### What the task asks
What you return should match the data below exactly, with every entry reproduced.

### Exercise input
━━━━━━━━━━

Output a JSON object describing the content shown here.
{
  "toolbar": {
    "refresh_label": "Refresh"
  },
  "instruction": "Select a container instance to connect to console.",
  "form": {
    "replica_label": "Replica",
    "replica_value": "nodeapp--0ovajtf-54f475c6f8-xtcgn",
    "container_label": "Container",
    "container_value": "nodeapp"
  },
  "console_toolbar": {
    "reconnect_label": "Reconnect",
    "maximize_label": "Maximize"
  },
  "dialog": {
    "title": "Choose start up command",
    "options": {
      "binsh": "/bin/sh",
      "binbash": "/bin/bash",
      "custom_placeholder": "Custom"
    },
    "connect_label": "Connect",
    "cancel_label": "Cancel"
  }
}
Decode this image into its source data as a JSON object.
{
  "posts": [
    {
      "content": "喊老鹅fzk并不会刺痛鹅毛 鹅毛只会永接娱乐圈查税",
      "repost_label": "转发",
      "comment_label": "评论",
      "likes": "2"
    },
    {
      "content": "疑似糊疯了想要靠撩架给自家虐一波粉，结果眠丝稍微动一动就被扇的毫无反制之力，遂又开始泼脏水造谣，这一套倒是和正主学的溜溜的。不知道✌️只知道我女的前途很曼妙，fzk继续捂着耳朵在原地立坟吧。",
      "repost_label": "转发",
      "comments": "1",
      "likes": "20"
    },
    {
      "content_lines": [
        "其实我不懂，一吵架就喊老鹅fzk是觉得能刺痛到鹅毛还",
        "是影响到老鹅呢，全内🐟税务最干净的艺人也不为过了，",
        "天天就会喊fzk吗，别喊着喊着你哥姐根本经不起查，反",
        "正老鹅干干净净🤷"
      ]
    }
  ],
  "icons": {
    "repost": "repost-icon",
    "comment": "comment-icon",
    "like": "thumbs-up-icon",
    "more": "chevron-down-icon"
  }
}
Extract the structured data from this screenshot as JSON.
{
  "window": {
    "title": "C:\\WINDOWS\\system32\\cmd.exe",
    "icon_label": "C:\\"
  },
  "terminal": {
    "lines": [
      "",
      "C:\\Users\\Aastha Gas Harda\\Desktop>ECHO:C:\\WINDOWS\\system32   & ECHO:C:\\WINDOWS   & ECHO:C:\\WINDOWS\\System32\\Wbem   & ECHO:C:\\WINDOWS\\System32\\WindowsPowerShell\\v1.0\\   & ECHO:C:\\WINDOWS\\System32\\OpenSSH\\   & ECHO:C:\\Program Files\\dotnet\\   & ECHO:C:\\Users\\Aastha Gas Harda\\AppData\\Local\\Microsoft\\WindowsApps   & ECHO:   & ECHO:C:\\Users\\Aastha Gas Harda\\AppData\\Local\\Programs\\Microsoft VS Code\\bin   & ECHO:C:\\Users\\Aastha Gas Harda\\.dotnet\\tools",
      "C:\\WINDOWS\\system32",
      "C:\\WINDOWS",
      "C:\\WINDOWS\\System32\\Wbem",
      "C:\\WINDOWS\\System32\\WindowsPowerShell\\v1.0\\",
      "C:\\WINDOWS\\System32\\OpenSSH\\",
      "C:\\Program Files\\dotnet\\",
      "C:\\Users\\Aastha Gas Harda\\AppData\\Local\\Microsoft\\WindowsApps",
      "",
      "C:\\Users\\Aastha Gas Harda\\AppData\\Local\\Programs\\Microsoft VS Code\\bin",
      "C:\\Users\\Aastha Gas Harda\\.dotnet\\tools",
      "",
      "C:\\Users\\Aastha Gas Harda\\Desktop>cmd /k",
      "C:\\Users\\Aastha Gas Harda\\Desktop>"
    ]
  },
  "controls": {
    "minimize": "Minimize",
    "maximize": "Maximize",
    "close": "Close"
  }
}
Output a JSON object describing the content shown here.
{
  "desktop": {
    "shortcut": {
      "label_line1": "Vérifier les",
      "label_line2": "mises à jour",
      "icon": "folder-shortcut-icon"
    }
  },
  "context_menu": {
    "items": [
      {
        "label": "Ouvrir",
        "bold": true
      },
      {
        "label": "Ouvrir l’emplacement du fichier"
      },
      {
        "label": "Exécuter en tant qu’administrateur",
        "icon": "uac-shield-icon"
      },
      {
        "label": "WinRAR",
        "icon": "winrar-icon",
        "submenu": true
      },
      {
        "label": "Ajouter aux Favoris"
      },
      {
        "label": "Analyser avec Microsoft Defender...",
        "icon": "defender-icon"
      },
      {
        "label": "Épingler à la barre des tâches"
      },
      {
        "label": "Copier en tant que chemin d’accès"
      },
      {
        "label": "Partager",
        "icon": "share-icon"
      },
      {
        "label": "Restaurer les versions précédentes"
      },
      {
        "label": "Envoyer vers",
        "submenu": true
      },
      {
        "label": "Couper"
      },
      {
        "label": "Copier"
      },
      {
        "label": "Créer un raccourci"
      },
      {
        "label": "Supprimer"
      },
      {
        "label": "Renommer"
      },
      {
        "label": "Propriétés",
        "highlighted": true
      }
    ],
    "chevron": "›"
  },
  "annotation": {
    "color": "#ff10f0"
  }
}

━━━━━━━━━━

### Solution
Output a JSON object describing the content shown here.
{
  "toolbar": {
    "refresh_label": "Refresh"
  },
  "instruction": "Select a container instance to connect to console.",
  "form": {
    "replica_label": "Replica",
    "replica_value": "nodeapp--0ovajtf-54f475c6f8-xtcgn",
    "container_label": "Container",
    "container_value": "nodeapp"
  },
  "console_toolbar": {
    "reconnect_label": "Reconnect",
    "maximize_label": "Maximize"
  },
  "dialog": {
    "title": "Choose start up command",
    "options": {
      "binsh": "/bin/sh",
      "binbash": "/bin/bash",
      "custom_placeholder": "Custom"
    },
    "connect_label": "Connect",
    "cancel_label": "Cancel"
  }
}
Decode this image into its source data as a JSON object.
{
  "posts": [
    {
      "content": "喊老鹅fzk并不会刺痛鹅毛 鹅毛只会永接娱乐圈查税",
      "repost_label": "转发",
      "comment_label": "评论",
      "likes": "2"
    },
    {
      "content": "疑似糊疯了想要靠撩架给自家虐一波粉，结果眠丝稍微动一动就被扇的毫无反制之力，遂又开始泼脏水造谣，这一套倒是和正主学的溜溜的。不知道✌️只知道我女的前途很曼妙，fzk继续捂着耳朵在原地立坟吧。",
      "repost_label": "转发",
      "comments": "1",
      "likes": "20"
    },
    {
      "content_lines": [
        "其实我不懂，一吵架就喊老鹅fzk是觉得能刺痛到鹅毛还",
        "是影响到老鹅呢，全内🐟税务最干净的艺人也不为过了，",
        "天天就会喊fzk吗，别喊着喊着你哥姐根本经不起查，反",
        "正老鹅干干净净🤷"
      ]
    }
  ],
  "icons": {
    "repost": "repost-icon",
    "comment": "comment-icon",
    "like": "thumbs-up-icon",
    "more": "chevron-down-icon"
  }
}
Extract the structured data from this screenshot as JSON.
{
  "window": {
    "title": "C:\\WINDOWS\\system32\\cmd.exe",
    "icon_label": "C:\\"
  },
  "terminal": {
    "lines": [
      "",
      "C:\\Users\\Aastha Gas Harda\\Desktop>ECHO:C:\\WINDOWS\\system32   & ECHO:C:\\WINDOWS   & ECHO:C:\\WINDOWS\\System32\\Wbem   & ECHO:C:\\WINDOWS\\System32\\WindowsPowerShell\\v1.0\\   & ECHO:C:\\WINDOWS\\System32\\OpenSSH\\   & ECHO:C:\\Program Files\\dotnet\\   & ECHO:C:\\Users\\Aastha Gas Harda\\AppData\\Local\\Microsoft\\WindowsApps   & ECHO:   & ECHO:C:\\Users\\Aastha Gas Harda\\AppData\\Local\\Programs\\Microsoft VS Code\\bin   & ECHO:C:\\Users\\Aastha Gas Harda\\.dotnet\\tools",
      "C:\\WINDOWS\\system32",
      "C:\\WINDOWS",
      "C:\\WINDOWS\\System32\\Wbem",
      "C:\\WINDOWS\\System32\\WindowsPowerShell\\v1.0\\",
      "C:\\WINDOWS\\System32\\OpenSSH\\",
      "C:\\Program Files\\dotnet\\",
      "C:\\Users\\Aastha Gas Harda\\AppData\\Local\\Microsoft\\WindowsApps",
      "",
      "C:\\Users\\Aastha Gas Harda\\AppData\\Local\\Programs\\Microsoft VS Code\\bin",
      "C:\\Users\\Aastha Gas Harda\\.dotnet\\tools",
      "",
      "C:\\Users\\Aastha Gas Harda\\Desktop>cmd /k",
      "C:\\Users\\Aastha Gas Harda\\Desktop>"
    ]
  },
  "controls": {
    "minimize": "Minimize",
    "maximize": "Maximize",
    "close": "Close"
  }
}
Output a JSON object describing the content shown here.
{
  "desktop": {
    "shortcut": {
      "label_line1": "Vérifier les",
      "label_line2": "mises à jour",
      "icon": "folder-shortcut-icon"
    }
  },
  "context_menu": {
    "items": [
      {
        "label": "Ouvrir",
        "bold": true
      },
      {
        "label": "Ouvrir l’emplacement du fichier"
      },
      {
        "label": "Exécuter en tant qu’administrateur",
        "icon": "uac-shield-icon"
      },
      {
        "label": "WinRAR",
        "icon": "winrar-icon",
        "submenu": true
      },
      {
        "label": "Ajouter aux Favoris"
      },
      {
        "label": "Analyser avec Microsoft Defender...",
        "icon": "defender-icon"
      },
      {
        "label": "Épingler à la barre des tâches"
      },
      {
        "label": "Copier en tant que chemin d’accès"
      },
      {
        "label": "Partager",
        "icon": "share-icon"
      },
      {
        "label": "Restaurer les versions précédentes"
      },
      {
        "label": "Envoyer vers",
        "submenu": true
      },
      {
        "label": "Couper"
      },
      {
        "label": "Copier"
      },
      {
        "label": "Créer un raccourci"
      },
      {
        "label": "Supprimer"
      },
      {
        "label": "Renommer"
      },
      {
        "label": "Propriétés",
        "highlighted": true
      }
    ],
    "chevron": "›"
  },
  "annotation": {
    "color": "#ff10f0"
  }
}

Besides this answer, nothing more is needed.